The value of one morsel of food is known only to those who don’t have that.
Revathi and her younger sister lost their parents at a very young age and who grew up in a government hostel knew that very well at a very tender age.
Their grandmother Aarammal, a labourer took care of the young girls and later admitted them to a government hostel as she didn’t have the financial means to feed the two more mouths.
“Patti (grandmother) used to work in the government’s 100 day rural employment guarantee scheme. For the remaining days in a year, she used to be a construction worker,” Revathi said.

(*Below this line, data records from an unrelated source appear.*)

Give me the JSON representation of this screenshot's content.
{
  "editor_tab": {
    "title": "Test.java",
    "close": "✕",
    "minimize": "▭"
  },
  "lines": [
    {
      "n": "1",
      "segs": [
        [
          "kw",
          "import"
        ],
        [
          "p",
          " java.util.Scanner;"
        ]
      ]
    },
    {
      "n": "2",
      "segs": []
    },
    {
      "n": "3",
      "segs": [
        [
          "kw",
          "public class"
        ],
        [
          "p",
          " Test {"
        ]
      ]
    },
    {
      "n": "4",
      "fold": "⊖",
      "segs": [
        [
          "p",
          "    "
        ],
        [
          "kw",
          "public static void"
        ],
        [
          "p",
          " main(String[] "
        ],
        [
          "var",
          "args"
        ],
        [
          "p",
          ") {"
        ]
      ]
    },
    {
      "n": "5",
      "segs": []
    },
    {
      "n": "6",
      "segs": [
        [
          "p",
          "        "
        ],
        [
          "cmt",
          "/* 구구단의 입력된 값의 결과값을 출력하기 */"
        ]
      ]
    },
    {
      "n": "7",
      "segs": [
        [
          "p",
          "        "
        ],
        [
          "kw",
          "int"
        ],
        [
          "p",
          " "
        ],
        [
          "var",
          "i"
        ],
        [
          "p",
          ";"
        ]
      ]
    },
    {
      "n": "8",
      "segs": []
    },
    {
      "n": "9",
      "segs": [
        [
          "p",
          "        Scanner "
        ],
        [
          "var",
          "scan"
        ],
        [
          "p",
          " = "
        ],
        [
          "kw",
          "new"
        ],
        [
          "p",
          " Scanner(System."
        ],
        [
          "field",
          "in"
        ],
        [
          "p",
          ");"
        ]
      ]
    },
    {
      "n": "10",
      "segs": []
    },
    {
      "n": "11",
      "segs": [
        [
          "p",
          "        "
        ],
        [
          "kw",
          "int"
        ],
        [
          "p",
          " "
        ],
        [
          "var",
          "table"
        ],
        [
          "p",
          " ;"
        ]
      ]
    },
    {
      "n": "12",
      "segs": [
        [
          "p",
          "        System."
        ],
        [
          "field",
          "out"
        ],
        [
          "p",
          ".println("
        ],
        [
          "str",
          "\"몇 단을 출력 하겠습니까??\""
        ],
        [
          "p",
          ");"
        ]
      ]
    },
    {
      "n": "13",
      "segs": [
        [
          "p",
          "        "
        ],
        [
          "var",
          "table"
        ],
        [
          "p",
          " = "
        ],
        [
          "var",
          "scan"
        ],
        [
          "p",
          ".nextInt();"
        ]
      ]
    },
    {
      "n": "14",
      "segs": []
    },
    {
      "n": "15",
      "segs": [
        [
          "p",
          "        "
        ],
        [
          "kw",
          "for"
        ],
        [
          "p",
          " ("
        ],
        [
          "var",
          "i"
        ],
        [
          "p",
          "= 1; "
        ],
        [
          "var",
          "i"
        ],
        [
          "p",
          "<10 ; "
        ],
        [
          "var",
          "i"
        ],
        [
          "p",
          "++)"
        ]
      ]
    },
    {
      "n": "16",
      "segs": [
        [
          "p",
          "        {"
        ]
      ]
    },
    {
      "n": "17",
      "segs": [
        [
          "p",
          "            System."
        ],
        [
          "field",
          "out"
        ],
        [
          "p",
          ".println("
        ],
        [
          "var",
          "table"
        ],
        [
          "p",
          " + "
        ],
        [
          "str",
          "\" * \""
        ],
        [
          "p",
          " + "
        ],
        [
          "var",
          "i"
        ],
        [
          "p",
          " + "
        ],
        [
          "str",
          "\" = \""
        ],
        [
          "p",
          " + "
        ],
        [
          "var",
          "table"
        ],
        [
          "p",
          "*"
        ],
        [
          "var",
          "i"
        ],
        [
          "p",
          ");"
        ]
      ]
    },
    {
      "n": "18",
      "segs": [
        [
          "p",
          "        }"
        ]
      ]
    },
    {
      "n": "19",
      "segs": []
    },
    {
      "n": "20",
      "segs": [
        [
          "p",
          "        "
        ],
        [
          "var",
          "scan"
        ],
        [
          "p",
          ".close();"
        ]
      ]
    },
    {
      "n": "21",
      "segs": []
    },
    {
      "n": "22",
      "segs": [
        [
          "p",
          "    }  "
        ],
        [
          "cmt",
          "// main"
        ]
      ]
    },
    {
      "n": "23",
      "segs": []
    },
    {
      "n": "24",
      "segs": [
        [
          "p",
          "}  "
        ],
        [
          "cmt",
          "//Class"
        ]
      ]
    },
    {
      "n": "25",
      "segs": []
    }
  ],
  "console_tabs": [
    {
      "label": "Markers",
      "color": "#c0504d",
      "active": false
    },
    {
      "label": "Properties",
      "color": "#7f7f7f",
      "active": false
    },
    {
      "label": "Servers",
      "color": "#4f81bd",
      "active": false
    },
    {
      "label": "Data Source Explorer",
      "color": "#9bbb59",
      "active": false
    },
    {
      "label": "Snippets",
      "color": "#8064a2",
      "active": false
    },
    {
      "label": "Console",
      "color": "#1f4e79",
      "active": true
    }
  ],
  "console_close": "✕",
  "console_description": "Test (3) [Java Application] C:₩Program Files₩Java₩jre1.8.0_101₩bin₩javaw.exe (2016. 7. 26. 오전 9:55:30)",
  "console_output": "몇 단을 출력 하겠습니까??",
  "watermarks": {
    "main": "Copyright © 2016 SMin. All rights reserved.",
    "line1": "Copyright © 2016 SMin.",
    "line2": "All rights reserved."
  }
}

“During the school days, the food provided was of limited quantity and second helping was possible only when someone was not there,” Revathi mused.
The sumptuous food at the Patiala camp brought the memories of her tough childhood days rushing to her mind.
“Our Patti used to visit us at the school hostel once a month. We used to eagerly wait for that visit as she would bring some snacks. Parents of other hostel mates would make weekly visits with snacks,” she said.
During some months, Aarammal would not have money to buy her grand daughters the snacks and she would dry fry some rice till it turns brown and give it to the girls.
“You also try that out. It tastes good,” Revathi suggested enthusiastically.
When Revathi won her first medal, her grandmother wondered as to its utility as the former had brought utensils as prizes earlier.
“Given our financial condition, Patti was right. And in some races I was given just a certificate, the value of which Patti wouldn’t know,” Revathi mused.
Be that as it may, Revathi started her racing career barefoot while she was in 10th standard and started her winning streak.
It was when she was studying 12th standard she won a district race and caught the eye of coach K.Kannan.
“He had asked me to come to the race ground so that he could coach me free of cost. But the travel cost was about Rs.40 which I could not afford,” Revathi said.
Later Kannan helped her to get the college seat in the Lady Doak College in Madurai under the sports quota where she need not pay any fees and also got hostel accommodation.
“I had wanted to do Botany in college as I had scored decent marks in that subject in the 12th class, but later decided to do BA Tamil,” she remarked.
During her first year in college, her seniors used to provide their old t-shirts for Revathi to don and run races.
Soon Revathi started winning medals in the state events and also won the national juniors gold in 100, 200 and 4×100 metres events.
In the senior nationals also Revathi won Silver.
“My first flight experience was travelling to Patiala to participate in a race. Somehow I buckled the seat belt but was not able to unbuckle it on landing. After a struggle I unbuckled it. Later my coach taught me how to buckle and unbuckle the seat belt,” Revathi said.
She also ran for the country in the 4×100 metres event at the 2019 Asian Athletics Championship held in Doha and the Indian team came fourth.
At the camp in Patiala, Revathi clocked 53.55 seconds and was selected for the 4×400 mixed relay team.
Speaking about her training for the Tokyo Olympics she said the Russian-American coach Galina Bukharana is training the team.
“We are learning more techniques, improving the running speed and stamina by doing weights. The coach will tell the morning and evening schedule and accordingly we do that. After the two hours training we will have an ice bath- sit in a tub filled with ice- minutes to ease our muscles so that we can be ready for the next day,” Revathi added.
Queried about her grandmother, Revathi said coach Kannan had arranged a house for some trainees and `Patti’ cooks and stayed there.
Sister Rekha has joined the Tamil Nadu police while Revathi has got a job with the Indian Railways at Madurai.
“Patti doesn’t know about the Olympics but she is proud now as people are telling her and enquiring about her,” the sprinter added.
Hoping to win a medal in Tokyo, Revathi said her next aim is to participate in the individual events in the next Asian and Commonwealth Games.
Looking back Revathi added, but for coach Kannan, she wouldn’t have come this far.